S.Scientists have identified two new coronaviruses in humans, but they have not been shown to cause disease or spread to other people. One study identified pigs as the animal hosts of a virus, and another study found that a coronavirus likely came from dogs. For the first time, a canine coronavirus has been shown to infect humans.
“This research clearly shows that more studies are urgently needed to assess critical questions about the frequency of cross-species [coronavirus] Transmission and potential for human-to-human spread, ”reports Ralph Baric, a virologist at the University of North Carolina at Chapel Hill who was not involved in either study science.
The dog study, published May 20 in Clinical Infectious DiseasesGregory Gray, an infectious disease epidemiologist at Duke University, had reported at the start of the pandemic NPR. He wondered if there were already other coronaviruses infecting people that might one day trigger outbreaks and asked his graduate student, co-author Leshan Xiu, to design a test that would not only detect SARS-CoV-2 but so far would detect unknown coronaviruses.
The team used their diagnostic test to examine more than 300 nasal swabs from pneumonia patients in Borneo, Malaysia in 2018. Eight patients, or 2.7 percent, had evidence of previous exposure to a novel coronavirus, and seven were children. science Reports.

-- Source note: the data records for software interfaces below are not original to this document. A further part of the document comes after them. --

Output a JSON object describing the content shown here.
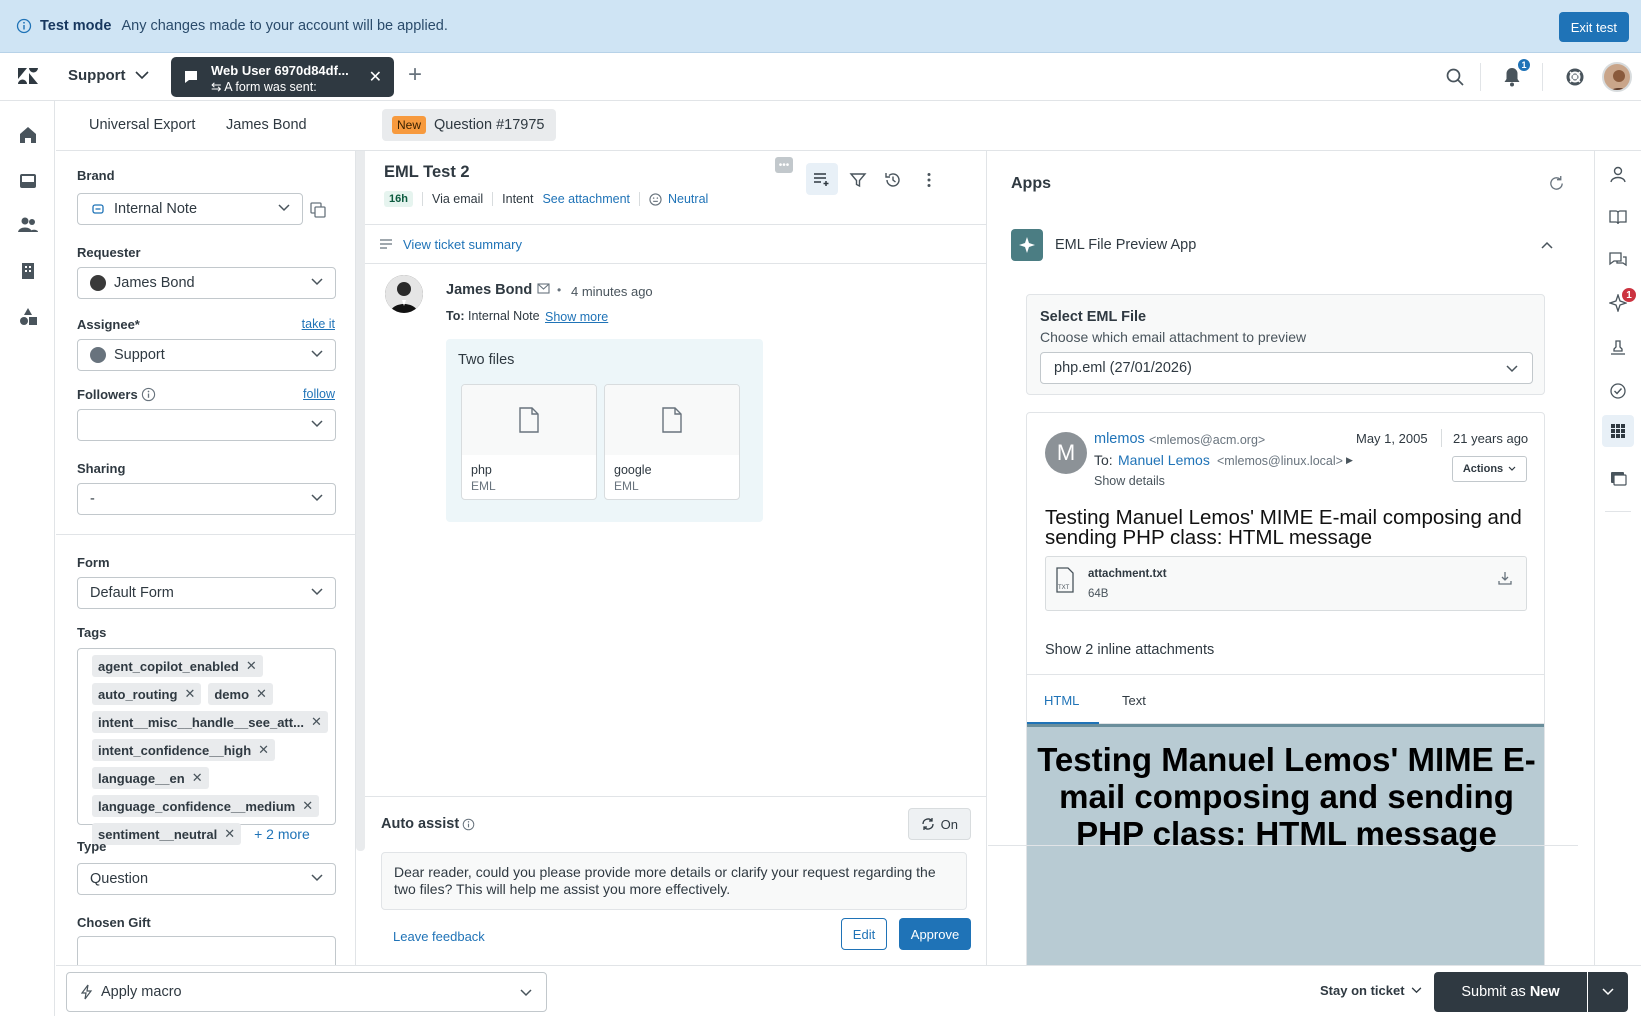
{
  "banner": {
    "label": "Test mode",
    "message": "Any changes made to your account will be applied.",
    "exit_label": "Exit test"
  },
  "topnav": {
    "product": "Support",
    "tab_title": "Web User 6970d84df...",
    "tab_subtitle": "A form was sent:",
    "notification_count": "1"
  },
  "subtabs": {
    "items": [
      "Universal Export",
      "James Bond"
    ],
    "active_badge": "New",
    "active_label": "Question #17975"
  },
  "props": {
    "brand_label": "Brand",
    "brand_value": "Internal Note",
    "requester_label": "Requester",
    "requester_value": "James Bond",
    "assignee_label": "Assignee*",
    "assignee_link": "take it",
    "assignee_value": "Support",
    "followers_label": "Followers",
    "followers_link": "follow",
    "sharing_label": "Sharing",
    "sharing_value": "-",
    "form_label": "Form",
    "form_value": "Default Form",
    "tags_label": "Tags",
    "tags": [
      [
        "agent_copilot_enabled"
      ],
      [
        "auto_routing",
        "demo"
      ],
      [
        "intent__misc__handle__see_att..."
      ],
      [
        "intent_confidence__high"
      ],
      [
        "language__en"
      ],
      [
        "language_confidence__medium"
      ],
      [
        "sentiment__neutral"
      ]
    ],
    "tags_more": "+ 2 more",
    "type_label": "Type",
    "type_value": "Question",
    "gift_label": "Chosen Gift"
  },
  "conversation": {
    "title": "EML Test 2",
    "time_badge": "16h",
    "channel": "Via email",
    "intent_label": "Intent",
    "intent_value": "See attachment",
    "sentiment": "Neutral",
    "summary_link": "View ticket summary",
    "author": "James Bond",
    "time": "4 minutes ago",
    "to_label": "To:",
    "to_value": "Internal Note",
    "show_more": "Show more",
    "attach_title": "Two files",
    "files": [
      {
        "name": "php",
        "ext": "EML"
      },
      {
        "name": "google",
        "ext": "EML"
      }
    ]
  },
  "autoassist": {
    "title": "Auto assist",
    "toggle": "On",
    "text": "Dear reader, could you please provide more details or clarify your request regarding the two files? This will help me assist you more effectively.",
    "feedback": "Leave feedback",
    "edit": "Edit",
    "approve": "Approve"
  },
  "apps": {
    "title": "Apps",
    "app_name": "EML File Preview App",
    "select_title": "Select EML File",
    "select_desc": "Choose which email attachment to preview",
    "select_value": "php.eml (27/01/2026)",
    "email": {
      "avatar_letter": "M",
      "from_name": "mlemos",
      "from_addr": "<mlemos@acm.org>",
      "date": "May 1, 2005",
      "ago": "21 years ago",
      "to_label": "To:",
      "to_name": "Manuel Lemos",
      "to_addr": "<mlemos@linux.local>",
      "show_details": "Show details",
      "actions": "Actions",
      "subject": "Testing Manuel Lemos' MIME E-mail composing and sending PHP class: HTML message",
      "attachment_name": "attachment.txt",
      "attachment_size": "64B",
      "attachment_type": "TXT",
      "inline_link": "Show 2 inline attachments",
      "tab_html": "HTML",
      "tab_text": "Text",
      "preview_heading": "Testing Manuel Lemos' MIME E-mail composing and sending PHP class: HTML message"
    }
  },
  "rightrail": {
    "badge": "1"
  },
  "bottombar": {
    "macro": "Apply macro",
    "stay": "Stay on ticket",
    "submit_prefix": "Submit as ",
    "submit_status": "New"
  },
  "colors": {
    "primary": "#1f73b7",
    "dark": "#2f3941",
    "banner": "#cfe4f4",
    "new_badge": "#f79a3e",
    "notification": "#cc3340"
  }
}
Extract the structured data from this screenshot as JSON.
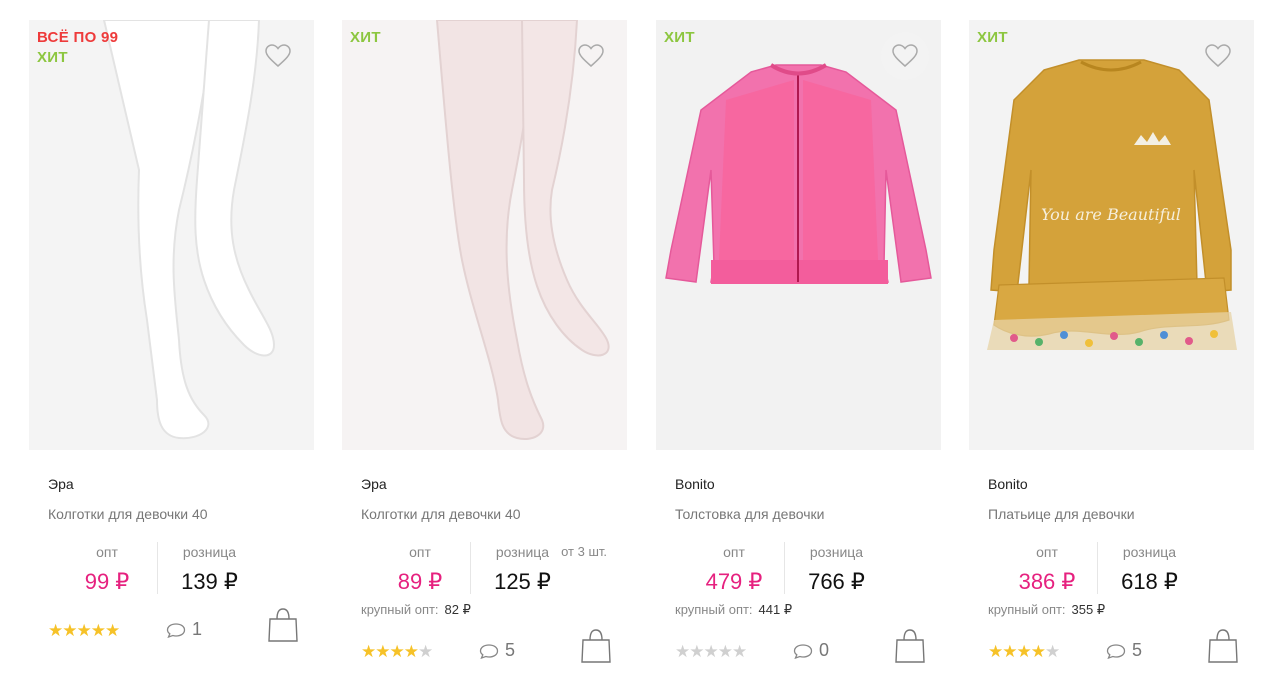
{
  "products": [
    {
      "badges": {
        "sale": "ВСЁ ПО 99",
        "hit": "ХИТ"
      },
      "brand": "Эра",
      "title": "Колготки для девочки 40",
      "price_labels": {
        "opt": "опт",
        "retail": "розница",
        "from": ""
      },
      "opt_price": "99 ₽",
      "retail_price": "139 ₽",
      "bulk_label": "",
      "bulk_value": "",
      "rating": 5,
      "stars": "★★★★★",
      "comments": "1",
      "image_icon": "white-tights-photo"
    },
    {
      "badges": {
        "sale": "",
        "hit": "ХИТ"
      },
      "brand": "Эра",
      "title": "Колготки для девочки 40",
      "price_labels": {
        "opt": "опт",
        "retail": "розница",
        "from": "от 3 шт."
      },
      "opt_price": "89 ₽",
      "retail_price": "125 ₽",
      "bulk_label": "крупный опт:",
      "bulk_value": "82 ₽",
      "rating": 4,
      "stars": "★★★★★",
      "comments": "5",
      "image_icon": "pink-tights-photo"
    },
    {
      "badges": {
        "sale": "",
        "hit": "ХИТ"
      },
      "brand": "Bonito",
      "title": "Толстовка для девочки",
      "price_labels": {
        "opt": "опт",
        "retail": "розница",
        "from": ""
      },
      "opt_price": "479 ₽",
      "retail_price": "766 ₽",
      "bulk_label": "крупный опт:",
      "bulk_value": "441 ₽",
      "rating": 0,
      "stars": "★★★★★",
      "comments": "0",
      "image_icon": "pink-lace-jacket-photo"
    },
    {
      "badges": {
        "sale": "",
        "hit": "ХИТ"
      },
      "brand": "Bonito",
      "title": "Платьице для девочки",
      "price_labels": {
        "opt": "опт",
        "retail": "розница",
        "from": ""
      },
      "opt_price": "386 ₽",
      "retail_price": "618 ₽",
      "bulk_label": "крупный опт:",
      "bulk_value": "355 ₽",
      "rating": 4,
      "stars": "★★★★★",
      "comments": "5",
      "image_icon": "mustard-dress-photo"
    }
  ],
  "colors": {
    "opt_price": "#e6217f",
    "badge_sale": "#ee3b3b",
    "badge_hit": "#8cc63f",
    "star_on": "#f6c228",
    "star_off": "#d0d0d0"
  },
  "dress_print": "You are Beautiful"
}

For a previously undetected virus, “that’s a pretty high prevalence,” says Gray NPR. “That is remarkable.”
Gray sent samples of the virus to Anastasia Vlasova, an animal coronavirus expert at Ohio State University, and she found that the virus was actually a chimera – parts of its genome matched a feline coronavirus while another part matched a pig -Coronavirus was similar. However, most of its genome was most similar to two coronaviruses previously isolated from dogs, and she was able to grow the virus in dog cell cultures. “It was not believed that coronaviruses could be transmitted to humans in dogs,” says Vlasova NPR. “It has never been reported.”
It is not clear whether the virus known as CCoV-HuPn-2018 caused the patient’s pneumonia, and it is not yet known whether the virus is able to jump from person to person or react like an adult immune system could if it were. “We currently have no real evidence that this virus can cause serious illness in adults,” Vlasova said in a press release.
She found that the virus had a key mutation – a deletion – that was not found in other canine coronaviruses, but in those that infect humans. While further research is needed to determine whether this mutation is required to initiate a cross-species jump, Vlasova adds that she “cannot rule out the possibility that this new coronavirus will eventually become a widespread human pathogen. As soon as a coronavirus can infect a human, all bets are void. “
Speak with NPRXumin Zhang, a virologist at the University of Arkansas Medical Sciences, says, “As the authors carefully point out in their paper, they have not proven what is called Koch’s postulates.” This means that in order to infect a person with the virus, they would have to to show that it causes pneumonia. Such an experiment would be unethical, he adds, but they could instead test more samples to see how common the virus is in pneumonia patients and then use animal models to test their hypotheses.
The pig study, published as a preprint on medRxiv In March, a new coronavirus was identified in serum samples from three Haitian children who were hospitalized with a fever between 2014 and 2015. Researchers at the University of Florida were able to grow the virus in monkey cells and genome analysis showed it was very close to known delta coronaviruses in pigs.
Coronaviruses can be divided into four groups: Alpha, Beta, Gamma and Delta. It used to be believed that delta coronaviruses only infected birds. science Reports. But in 2012 one appeared on pigs in Hong Kong believed to have jumped from songbirds. The same virus caused an outbreak in pigs in the US in 2014, and delta coronaviruses have since been shown to infect human cells as well.
The most dangerous coronaviruses for humans – SARS-CoV, SARS-CoV-2 and MERS-CoV – were all betas. While delta coronaviruses cause significant outbreaks in animals, it hasn’t in humans. Alphas, including the canine coronavirus isolated in Malaysia, have never caused epidemics in humans either, says Texas A&M University virologist Benjamin Neuman science“But that doesn’t feel like much comfort in the wild world of viruses.”
Taken together, the studies suggest that coronaviruses are likely to circulate more frequently in animals than previously thought. “I think the more we look, the more we will find that these coronaviruses are crossing species everywhere,” says Stanley Perlman, virologist of the University of Iowa, who was not involved in the work science.
According to Gray in the press release, the goal is to detect these viruses before they cause disease in humans. “We are probably missing key animal viruses that are gradually adapting to humans,” he says, adding that places where animals and humans mix, such as open markets or farms, could be good places to look for “early warning.” search[s] a new virus that may become a future pandemic virus. ”